(Dataset rows describing interfaces)
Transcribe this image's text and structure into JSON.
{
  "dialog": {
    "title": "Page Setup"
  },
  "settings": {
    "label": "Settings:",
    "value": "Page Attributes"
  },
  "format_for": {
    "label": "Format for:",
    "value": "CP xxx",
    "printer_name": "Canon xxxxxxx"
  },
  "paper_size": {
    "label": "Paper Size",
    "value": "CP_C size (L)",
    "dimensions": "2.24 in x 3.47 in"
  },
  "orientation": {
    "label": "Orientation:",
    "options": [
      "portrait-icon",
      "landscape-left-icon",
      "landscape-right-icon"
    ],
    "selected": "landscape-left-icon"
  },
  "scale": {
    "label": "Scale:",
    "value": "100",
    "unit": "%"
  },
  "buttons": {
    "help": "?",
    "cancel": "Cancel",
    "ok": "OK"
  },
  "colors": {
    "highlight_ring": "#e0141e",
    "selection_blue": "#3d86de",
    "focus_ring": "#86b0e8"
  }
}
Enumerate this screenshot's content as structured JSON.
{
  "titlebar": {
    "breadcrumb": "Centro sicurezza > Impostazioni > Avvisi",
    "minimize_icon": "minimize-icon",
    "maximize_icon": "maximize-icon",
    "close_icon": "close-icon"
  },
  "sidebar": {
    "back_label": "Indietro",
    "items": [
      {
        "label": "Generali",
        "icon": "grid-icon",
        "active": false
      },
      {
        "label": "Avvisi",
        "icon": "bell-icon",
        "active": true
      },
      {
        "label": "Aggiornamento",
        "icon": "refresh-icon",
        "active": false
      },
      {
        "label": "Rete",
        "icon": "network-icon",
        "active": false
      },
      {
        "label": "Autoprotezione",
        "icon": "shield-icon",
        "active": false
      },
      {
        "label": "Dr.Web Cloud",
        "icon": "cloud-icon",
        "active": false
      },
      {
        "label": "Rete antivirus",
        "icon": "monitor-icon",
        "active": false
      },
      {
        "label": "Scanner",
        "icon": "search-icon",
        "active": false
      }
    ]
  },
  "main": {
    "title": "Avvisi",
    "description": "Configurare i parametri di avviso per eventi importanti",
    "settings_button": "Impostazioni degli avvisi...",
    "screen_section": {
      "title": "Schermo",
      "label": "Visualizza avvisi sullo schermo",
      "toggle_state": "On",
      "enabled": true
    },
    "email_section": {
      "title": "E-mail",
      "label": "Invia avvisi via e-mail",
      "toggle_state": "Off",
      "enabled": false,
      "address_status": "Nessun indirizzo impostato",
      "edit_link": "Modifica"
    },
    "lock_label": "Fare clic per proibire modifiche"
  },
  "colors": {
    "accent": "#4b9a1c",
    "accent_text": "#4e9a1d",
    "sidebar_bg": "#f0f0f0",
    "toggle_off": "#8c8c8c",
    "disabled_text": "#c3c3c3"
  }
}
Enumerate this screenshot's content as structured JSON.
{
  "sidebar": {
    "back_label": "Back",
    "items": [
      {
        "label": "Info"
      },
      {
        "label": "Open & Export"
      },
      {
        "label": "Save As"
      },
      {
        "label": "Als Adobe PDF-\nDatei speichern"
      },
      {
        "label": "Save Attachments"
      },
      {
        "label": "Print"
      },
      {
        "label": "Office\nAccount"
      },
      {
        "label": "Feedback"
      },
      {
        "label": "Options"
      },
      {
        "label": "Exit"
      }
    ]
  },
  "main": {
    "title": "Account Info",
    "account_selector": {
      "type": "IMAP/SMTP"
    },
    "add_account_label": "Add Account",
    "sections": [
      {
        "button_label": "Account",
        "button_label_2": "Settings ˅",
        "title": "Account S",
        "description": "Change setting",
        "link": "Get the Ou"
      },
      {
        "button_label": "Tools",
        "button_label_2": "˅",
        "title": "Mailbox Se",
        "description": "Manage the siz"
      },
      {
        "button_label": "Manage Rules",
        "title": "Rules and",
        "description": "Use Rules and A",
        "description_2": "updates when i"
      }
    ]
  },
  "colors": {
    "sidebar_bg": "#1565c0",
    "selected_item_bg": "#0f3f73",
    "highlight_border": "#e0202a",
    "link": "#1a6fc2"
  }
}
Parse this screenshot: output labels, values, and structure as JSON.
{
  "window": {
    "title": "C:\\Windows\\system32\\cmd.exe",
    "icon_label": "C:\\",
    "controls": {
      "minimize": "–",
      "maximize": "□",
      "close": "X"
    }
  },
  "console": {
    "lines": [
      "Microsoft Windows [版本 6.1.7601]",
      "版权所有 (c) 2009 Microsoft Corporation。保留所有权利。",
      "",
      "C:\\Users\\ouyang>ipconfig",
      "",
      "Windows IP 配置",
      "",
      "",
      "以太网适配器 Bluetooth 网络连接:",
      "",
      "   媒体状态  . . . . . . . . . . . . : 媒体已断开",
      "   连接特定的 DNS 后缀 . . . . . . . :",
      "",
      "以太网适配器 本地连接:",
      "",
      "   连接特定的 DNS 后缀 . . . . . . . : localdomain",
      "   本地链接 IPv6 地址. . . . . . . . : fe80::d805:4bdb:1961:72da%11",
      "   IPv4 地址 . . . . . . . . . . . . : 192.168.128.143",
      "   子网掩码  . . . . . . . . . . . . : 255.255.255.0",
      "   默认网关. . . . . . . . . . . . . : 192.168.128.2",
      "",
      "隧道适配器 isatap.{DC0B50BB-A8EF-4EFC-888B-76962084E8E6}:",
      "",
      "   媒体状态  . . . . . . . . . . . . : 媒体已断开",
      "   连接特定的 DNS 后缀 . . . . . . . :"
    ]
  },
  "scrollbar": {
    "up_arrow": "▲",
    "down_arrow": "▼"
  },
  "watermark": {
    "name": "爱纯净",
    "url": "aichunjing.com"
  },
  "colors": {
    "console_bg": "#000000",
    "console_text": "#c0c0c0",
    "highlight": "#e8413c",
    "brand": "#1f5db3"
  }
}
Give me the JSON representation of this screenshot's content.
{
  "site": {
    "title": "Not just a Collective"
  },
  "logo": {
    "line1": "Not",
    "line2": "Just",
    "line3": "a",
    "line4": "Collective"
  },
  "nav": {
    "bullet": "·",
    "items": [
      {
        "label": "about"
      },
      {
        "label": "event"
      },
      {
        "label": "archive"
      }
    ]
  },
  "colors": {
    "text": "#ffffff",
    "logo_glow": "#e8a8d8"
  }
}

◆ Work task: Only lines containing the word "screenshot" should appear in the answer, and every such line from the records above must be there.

◆ Exercise response:
Enumerate this screenshot's content as structured JSON.
Enumerate this screenshot's content as structured JSON.
Parse this screenshot: output labels, values, and structure as JSON.
Give me the JSON representation of this screenshot's content.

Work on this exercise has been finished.